Born in Picardy, St. Anskar was the apostle to the Scandinavians. He was educated at Corbie, a Benedictine monastery, and taught at Corvey, a daughter house in Westphalia. Louis I the Pious had at that time allied himself with Harald of Denmark in a dynastic dispute on the condition that Harald and his country become Christian. When Louis sought a missionary, Archbishop Ebbo of Rheims and Abbot Wala of Corvey recommended Anskar. His mission began c. 826 in Schleswig and ended the following year with Harald's defeat. Bjorn of Sweden later permitted Anskar to preach in Sweden, where he established the first church in Scandinavia at Björnskö. Louis named Anskar first bishop of Hamburg in 831, and the following year, Gregory IV appointed him papal legate to the Scandinavians. The Swedish mission collapsed in 845, after Vikings destroyed Hamburg. Appointed Archbishop of Bremen in 851, Anskar renewed his missionary work and converted Haarik II of Sweden. Anskar did as much as he could to alleviate the harsh conditions of the Viking slave trade. He also founded hospitals. Nicholas I canonized Anskar shortly after his death.
One of the Forty Martyrs of England and Wales. He was born at Dufton, at Westmoreland, England, and studied at Oxford. Becoming a Catholic in 1576, he went to Reims and received ordination in 1581. ... continue readingMore Saint of the Day
Sister of St. Louis and daughter of King Louis VIII of France and Blanche of Castile, she refused offers of marriage from several noble suitors to continue her life of virginity consecrated to God. She ministered to the sick and the poor, and after the death of her ... continue readingMore Female Saints

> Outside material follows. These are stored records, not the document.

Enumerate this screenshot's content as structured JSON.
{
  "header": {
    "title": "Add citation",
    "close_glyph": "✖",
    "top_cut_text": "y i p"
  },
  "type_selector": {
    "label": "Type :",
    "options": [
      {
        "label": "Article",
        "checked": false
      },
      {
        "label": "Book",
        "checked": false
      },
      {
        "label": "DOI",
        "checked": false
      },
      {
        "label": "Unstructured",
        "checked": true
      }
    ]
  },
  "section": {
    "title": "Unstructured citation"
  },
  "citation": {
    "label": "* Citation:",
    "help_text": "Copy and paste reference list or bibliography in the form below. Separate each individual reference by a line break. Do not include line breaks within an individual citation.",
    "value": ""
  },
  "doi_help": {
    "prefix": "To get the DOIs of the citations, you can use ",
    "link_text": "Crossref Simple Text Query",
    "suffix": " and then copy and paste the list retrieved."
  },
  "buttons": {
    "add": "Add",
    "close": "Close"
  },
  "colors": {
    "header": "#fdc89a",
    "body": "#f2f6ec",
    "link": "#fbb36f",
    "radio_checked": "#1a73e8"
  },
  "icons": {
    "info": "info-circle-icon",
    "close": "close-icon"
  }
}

Saint Michael the Archangel isn't a saint, but rather he is an angel, and the leader of all angels and of the army of God. This is what the title "Archangel" means, that he is above all the others in rank. St. Michael has four main responsibilities or offices, as we ... continue reading
St. Joan de Lestonnac was born in Bordeaux, France, in 1556. She married at the age of seventeen. The happy marriage produced four children, but her husband died suddenly in 1597. After her children were raised, she entered the Cistercian monastery at Toulouse. Joan ... continue reading

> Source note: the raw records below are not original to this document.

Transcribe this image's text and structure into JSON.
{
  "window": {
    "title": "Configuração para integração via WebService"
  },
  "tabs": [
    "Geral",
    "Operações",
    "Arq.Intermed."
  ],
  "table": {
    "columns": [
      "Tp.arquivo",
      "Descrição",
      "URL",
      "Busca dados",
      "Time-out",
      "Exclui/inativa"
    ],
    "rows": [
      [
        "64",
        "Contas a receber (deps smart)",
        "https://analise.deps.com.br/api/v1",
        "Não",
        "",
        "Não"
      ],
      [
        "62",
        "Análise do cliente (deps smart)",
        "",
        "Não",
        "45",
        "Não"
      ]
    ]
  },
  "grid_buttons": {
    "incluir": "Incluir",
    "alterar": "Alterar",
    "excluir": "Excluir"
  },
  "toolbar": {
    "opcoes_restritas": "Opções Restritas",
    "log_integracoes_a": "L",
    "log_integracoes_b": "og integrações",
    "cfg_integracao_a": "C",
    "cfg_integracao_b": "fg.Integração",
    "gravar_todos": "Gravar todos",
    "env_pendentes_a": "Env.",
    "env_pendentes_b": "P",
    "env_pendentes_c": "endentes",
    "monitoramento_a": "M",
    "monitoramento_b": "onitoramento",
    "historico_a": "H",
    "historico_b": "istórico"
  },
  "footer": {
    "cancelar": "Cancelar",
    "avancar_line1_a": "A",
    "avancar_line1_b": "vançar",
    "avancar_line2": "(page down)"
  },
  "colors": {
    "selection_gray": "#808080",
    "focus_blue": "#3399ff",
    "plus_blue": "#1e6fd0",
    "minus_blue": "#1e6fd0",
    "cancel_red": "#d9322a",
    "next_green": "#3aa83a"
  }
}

Franciscan missionary and traveler. Born Odoric Mattiussi at Villanova, near Pordenone, Italy, he entered the Franciscans in 1300 and became a hermit. After several years, he took to preaching in the region of Udine, northern Italy, attracting huge crowds ... continue reading
By Deacon Keith Fournier
This great defender of the faith insisted on the central claim of Christianity: God can be known and loved-indeed, that is why He came into our midst in the person of His Son; so that through a relationship with Jesus Christ, man could participate in the very ... continue readingMore Christian Saints & Heroes